**Problem requirements:** Pick each line containing "with" out of the records.

*** Record set

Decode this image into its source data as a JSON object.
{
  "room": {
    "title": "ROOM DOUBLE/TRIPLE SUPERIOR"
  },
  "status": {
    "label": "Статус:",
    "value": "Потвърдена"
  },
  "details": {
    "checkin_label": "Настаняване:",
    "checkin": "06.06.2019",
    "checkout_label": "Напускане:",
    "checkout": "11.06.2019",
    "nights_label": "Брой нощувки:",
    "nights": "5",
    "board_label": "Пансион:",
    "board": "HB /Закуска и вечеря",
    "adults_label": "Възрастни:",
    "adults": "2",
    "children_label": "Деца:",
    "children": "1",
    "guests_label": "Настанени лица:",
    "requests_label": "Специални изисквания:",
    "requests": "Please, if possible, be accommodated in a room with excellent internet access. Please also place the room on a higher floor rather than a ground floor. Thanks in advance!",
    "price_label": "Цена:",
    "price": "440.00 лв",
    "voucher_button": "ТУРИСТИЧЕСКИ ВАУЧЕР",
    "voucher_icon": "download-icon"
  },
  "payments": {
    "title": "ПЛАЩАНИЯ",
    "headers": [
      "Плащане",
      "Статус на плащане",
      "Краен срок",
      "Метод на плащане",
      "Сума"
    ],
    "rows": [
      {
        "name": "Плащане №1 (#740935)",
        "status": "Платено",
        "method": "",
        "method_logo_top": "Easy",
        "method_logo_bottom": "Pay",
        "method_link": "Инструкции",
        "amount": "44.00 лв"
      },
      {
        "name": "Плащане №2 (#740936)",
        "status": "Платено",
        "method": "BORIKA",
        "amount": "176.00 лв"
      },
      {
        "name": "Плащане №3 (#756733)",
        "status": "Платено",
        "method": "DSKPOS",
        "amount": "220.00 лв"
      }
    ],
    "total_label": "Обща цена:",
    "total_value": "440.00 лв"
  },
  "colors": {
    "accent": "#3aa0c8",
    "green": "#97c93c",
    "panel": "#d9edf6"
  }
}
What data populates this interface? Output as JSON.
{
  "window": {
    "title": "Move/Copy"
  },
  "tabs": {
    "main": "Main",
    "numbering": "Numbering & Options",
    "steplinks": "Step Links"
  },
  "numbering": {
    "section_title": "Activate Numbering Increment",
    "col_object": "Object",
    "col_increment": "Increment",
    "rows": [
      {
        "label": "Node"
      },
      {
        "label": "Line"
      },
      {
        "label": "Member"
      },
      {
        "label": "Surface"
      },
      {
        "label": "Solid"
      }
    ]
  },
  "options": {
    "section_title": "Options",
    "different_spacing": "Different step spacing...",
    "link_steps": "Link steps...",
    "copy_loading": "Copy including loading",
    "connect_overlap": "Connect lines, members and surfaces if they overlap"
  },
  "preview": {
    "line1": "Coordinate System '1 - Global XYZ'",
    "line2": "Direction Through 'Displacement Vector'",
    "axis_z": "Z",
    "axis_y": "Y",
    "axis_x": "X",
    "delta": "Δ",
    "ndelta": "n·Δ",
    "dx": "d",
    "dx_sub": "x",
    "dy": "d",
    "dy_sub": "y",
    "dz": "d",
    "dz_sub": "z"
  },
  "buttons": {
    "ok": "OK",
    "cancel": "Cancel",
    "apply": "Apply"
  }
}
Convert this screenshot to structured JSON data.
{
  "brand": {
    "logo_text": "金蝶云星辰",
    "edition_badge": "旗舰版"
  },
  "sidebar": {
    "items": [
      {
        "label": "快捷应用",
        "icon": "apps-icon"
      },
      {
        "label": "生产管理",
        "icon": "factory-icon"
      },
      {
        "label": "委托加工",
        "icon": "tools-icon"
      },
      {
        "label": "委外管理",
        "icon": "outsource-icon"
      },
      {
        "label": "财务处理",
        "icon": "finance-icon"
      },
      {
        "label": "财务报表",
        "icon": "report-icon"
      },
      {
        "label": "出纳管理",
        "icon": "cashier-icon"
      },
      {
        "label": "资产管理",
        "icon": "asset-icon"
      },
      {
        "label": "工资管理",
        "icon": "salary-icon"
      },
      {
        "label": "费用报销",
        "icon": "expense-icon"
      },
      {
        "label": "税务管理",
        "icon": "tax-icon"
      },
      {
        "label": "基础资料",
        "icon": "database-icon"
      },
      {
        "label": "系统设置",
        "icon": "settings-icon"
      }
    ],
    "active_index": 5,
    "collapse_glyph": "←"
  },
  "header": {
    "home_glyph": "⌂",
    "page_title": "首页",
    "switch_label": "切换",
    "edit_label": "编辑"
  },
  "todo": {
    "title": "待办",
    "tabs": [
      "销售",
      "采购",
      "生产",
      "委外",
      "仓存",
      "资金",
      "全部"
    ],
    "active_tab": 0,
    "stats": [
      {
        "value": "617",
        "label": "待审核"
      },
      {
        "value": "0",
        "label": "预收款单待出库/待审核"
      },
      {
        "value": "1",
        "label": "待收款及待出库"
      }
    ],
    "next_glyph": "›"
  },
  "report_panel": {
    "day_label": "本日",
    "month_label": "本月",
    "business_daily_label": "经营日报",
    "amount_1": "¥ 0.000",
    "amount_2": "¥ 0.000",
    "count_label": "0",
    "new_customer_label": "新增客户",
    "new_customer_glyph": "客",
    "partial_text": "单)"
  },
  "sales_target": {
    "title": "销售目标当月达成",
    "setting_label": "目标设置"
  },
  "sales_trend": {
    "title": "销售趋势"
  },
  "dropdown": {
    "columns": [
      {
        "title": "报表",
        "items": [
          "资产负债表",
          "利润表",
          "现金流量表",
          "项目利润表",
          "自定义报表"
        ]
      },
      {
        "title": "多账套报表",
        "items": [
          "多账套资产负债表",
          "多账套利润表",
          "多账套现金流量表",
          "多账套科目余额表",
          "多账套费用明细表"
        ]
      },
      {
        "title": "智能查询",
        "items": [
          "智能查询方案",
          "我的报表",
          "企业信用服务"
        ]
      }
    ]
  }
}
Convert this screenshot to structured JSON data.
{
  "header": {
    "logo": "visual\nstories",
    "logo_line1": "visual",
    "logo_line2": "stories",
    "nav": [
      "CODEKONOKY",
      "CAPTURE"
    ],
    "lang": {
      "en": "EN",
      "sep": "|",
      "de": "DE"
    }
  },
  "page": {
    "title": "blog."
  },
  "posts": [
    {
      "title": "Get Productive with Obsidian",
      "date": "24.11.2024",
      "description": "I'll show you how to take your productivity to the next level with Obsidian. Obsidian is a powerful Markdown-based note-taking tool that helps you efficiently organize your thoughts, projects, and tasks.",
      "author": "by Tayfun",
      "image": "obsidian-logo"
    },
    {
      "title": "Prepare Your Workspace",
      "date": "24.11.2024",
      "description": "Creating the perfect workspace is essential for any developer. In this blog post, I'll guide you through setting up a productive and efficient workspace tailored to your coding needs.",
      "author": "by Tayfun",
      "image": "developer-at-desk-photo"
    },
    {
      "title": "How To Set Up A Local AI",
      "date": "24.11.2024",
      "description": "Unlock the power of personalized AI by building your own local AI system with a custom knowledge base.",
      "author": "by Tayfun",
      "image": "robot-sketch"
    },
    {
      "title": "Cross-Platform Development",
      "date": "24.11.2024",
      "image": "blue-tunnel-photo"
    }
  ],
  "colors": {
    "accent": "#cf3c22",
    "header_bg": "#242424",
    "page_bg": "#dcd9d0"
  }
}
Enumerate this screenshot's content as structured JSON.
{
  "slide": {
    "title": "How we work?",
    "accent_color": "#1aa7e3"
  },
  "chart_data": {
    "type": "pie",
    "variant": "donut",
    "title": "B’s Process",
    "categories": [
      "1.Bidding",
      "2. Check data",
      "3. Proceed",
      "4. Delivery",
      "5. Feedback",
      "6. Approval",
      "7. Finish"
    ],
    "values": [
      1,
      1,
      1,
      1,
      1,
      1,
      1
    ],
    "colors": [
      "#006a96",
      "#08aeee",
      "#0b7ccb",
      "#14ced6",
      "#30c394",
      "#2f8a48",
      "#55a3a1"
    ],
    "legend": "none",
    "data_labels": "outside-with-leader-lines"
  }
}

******

**Final answer:**
    "requests": "Please, if possible, be accommodated in a room with excellent internet access. Please also place the room on a higher floor rather than a ground floor. Thanks in advance!",
      "title": "Get Productive with Obsidian",
      "description": "I'll show you how to take your productivity to the next level with Obsidian. Obsidian is a powerful Markdown-based note-taking tool that helps you efficiently organize your thoughts, projects, and tasks.",
      "description": "Unlock the power of personalized AI by building your own local AI system with a custom knowledge base.",
    "data_labels": "outside-with-leader-lines"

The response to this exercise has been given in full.